The Kromme Rijn (Dutch pronunciation: [ˈkrɔmə ˈrɛin]) ("Crooked Rhine", for its many bends) is a river in the central Netherlands.

Kromme Rijn
Crooked Rhine
Kromme rijn.jpg
Location Kromme Rijn.PNG
Location of Kromme Rijn in dark blue.
Physical characteristics
 • locationWijk bij Duurstede, Utrecht
 • coordinates51°58′15″N 5°21′06″E / 51.97083°N 5.35167°E / 51.97083; 5.35167
MouthLeidse Rijn
 • location
Utrecht, Utrecht
 • coordinates
52°04′52.5″N 5°07′31″E / 52.081250°N 5.12528°E / 52.081250; 5.12528Coordinates: 52°04′52.5″N 5°07′31″E / 52.081250°N 5.12528°E / 52.081250; 5.12528
Length28 km (17 mi)

In Roman times, this northernmost branch of the Rhine delta was the main distributary of this major European river. Along its banks the Romans built their frontier castella part of the Limes Germanicus.

Since the Middle Ages, however, the stream lost its importance as it silted up, and eventually it is nearly cut off from the Nederrijn-Lek main artery. Yet it retained the name "Rhine".

The Kromme Rijn splits off the Nederrijn-Lek main artery at the old town of Wijk bij Duurstede (called Dorestad in the early medieval period), after which it twists and turns through the province of Utrecht, past the towns of Cothen, Werkhoven, Odijk and Bunnik, and ends in the moat of the city of Utrecht.
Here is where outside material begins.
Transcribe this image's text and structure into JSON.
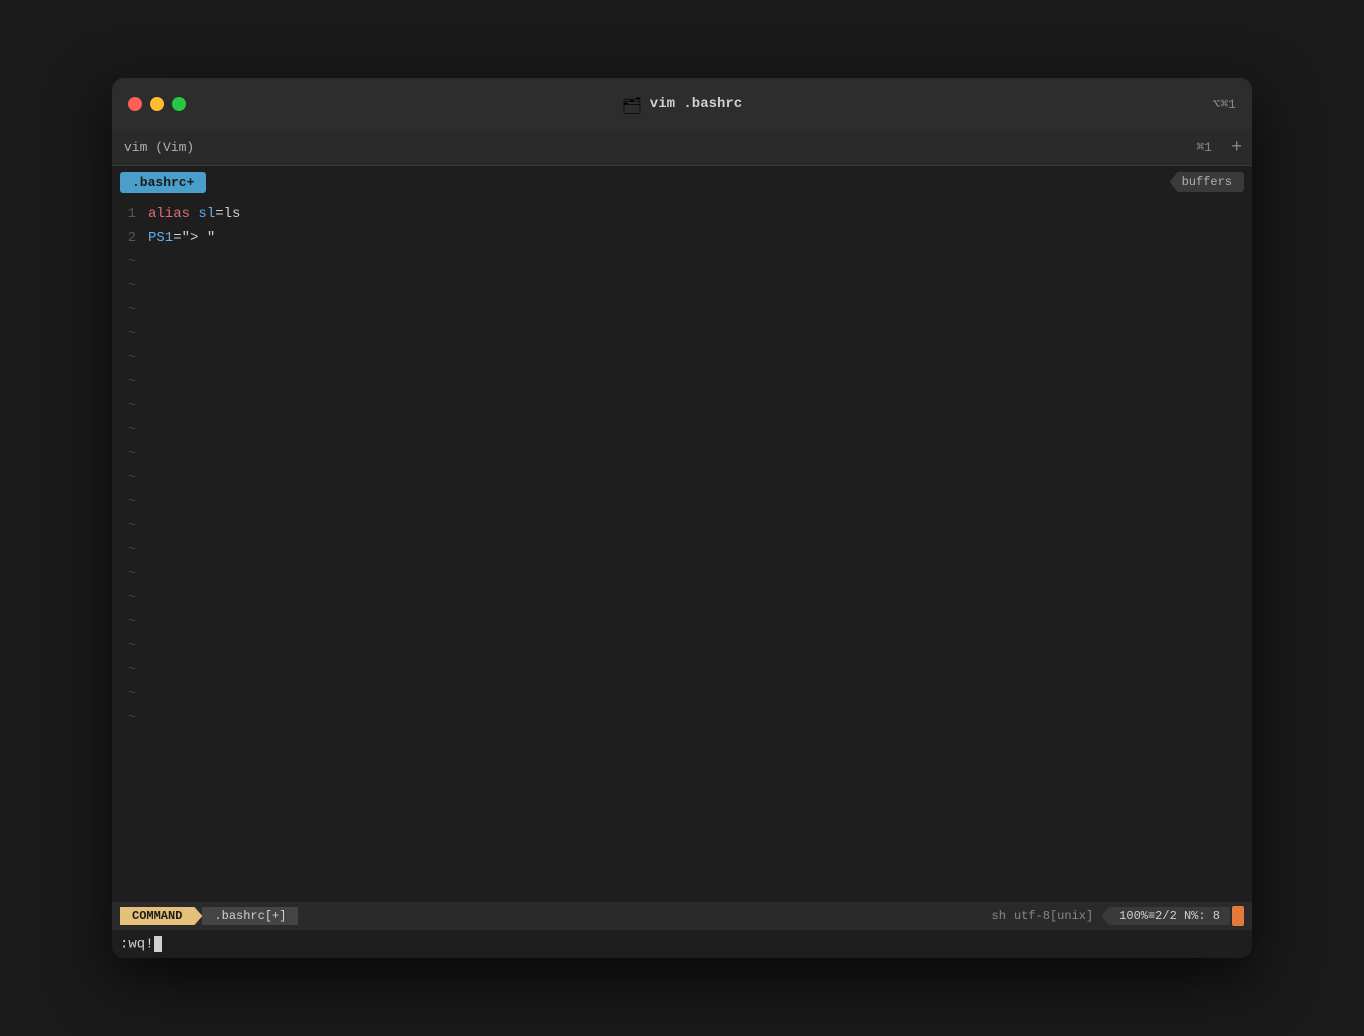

Originally, the city of Utrecht was built by the Romans at a ford near the place where the Kromme Rijn forks into rivers Vecht (north) and Leidse Rijn (west); the last stretch within the city walls, however, was channelised to form the Oudegracht canal. Rivers Leidse Rijn and Vecht extend from the city moat and are the continuation of the Kromme Rijn.

Satellite image of the central part of the Rhine–Meuse–Scheldt delta showing the city of Utrecht and its surroundings, including the Kromme Rijn branch (b), which forks from the Nederrijn-Lek main artery at Wijk bij Duurstede (just outside this image, to the east of the rightmost number 2).
The Kromme Rijn in Utrecht